The ECB said future tariff are expected to increase in line with inflation. In March 2021, prices in the electricity, gas and other fuels fell 0.4% year-on-year. Overall annual inflation rate rose to 3.1% in March.

Foibe Namene, CEO of the Electricity Control Board while announcing the tariff increase on 28 April said no Long Run Marginal Cost is included in the approved tariff.

Over the years, the tariff included an amount for Long Run Marginal Cost, which is intended to ensure a smooth tariff path, especially when NamPower is experiencing cash flow challenges due to expensive power supply options or building new power plants.

“This means that the Long Run Marginal Cost funds may be used to cushion customers from unexpected tariff hikes, in situations where the economy is depressed and to build new power plants that will ensure an affordable projected tariff path,” Namene said.

Further, to mitigate the impact of the tariff increase on customers and the economy for the period 2021/22 an amount of N$35 million is allowed to be used for variable operation cost of the thermal plants by NamPower from the Long Run Marginal Cost.

Namene also announced that an amount of N$500 million is allocated from the available N$576 million Long Run Marginal Cost fund to partially fund the construction of NamPower renewable energy plants.

N$342 million of this is allocated to the 20MW Solar PV plant currently being constructed at Omburu.

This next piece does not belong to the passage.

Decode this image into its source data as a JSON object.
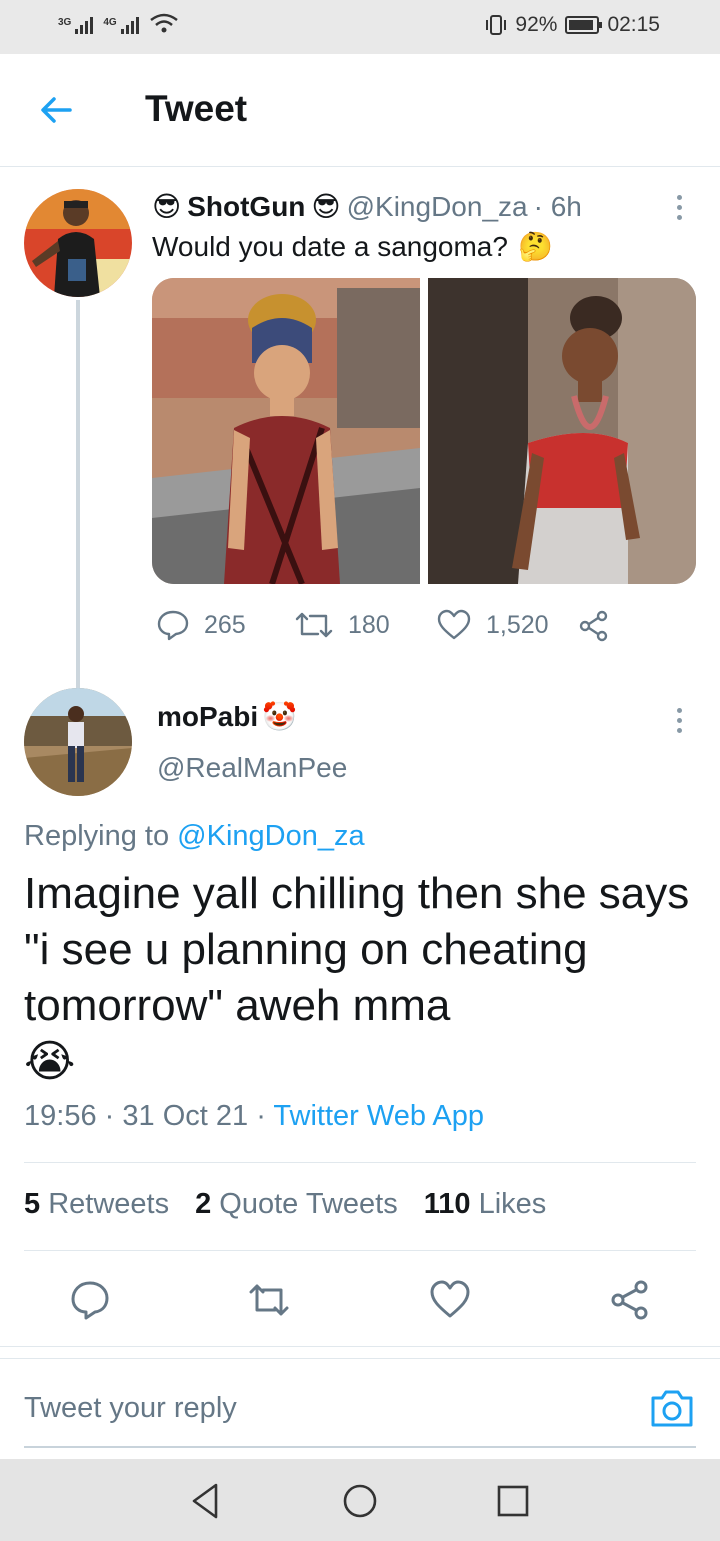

The remaining N$158 million will be used for part funding of the 50MW NamPower-owned wind plant to be procured soon.

“NamPower will not be allowed return and depreciation on the assets created using the N$500 million and this will result in a total net saving to the customers of approximately N$1 billion over a period of 30 years, and making electricity affordable to end users,” Namene said.


About The Author

Donald Matthys

Donald Matthys has been part of the media fraternity since 2015. He has been working at the Namibia Economist for the past three years mainly covering business, tourism and agriculture. Donald occasionally refers to himself as a theatre maker and has staged two theatre plays so far. Follow him on twitter at @zuleitmatthys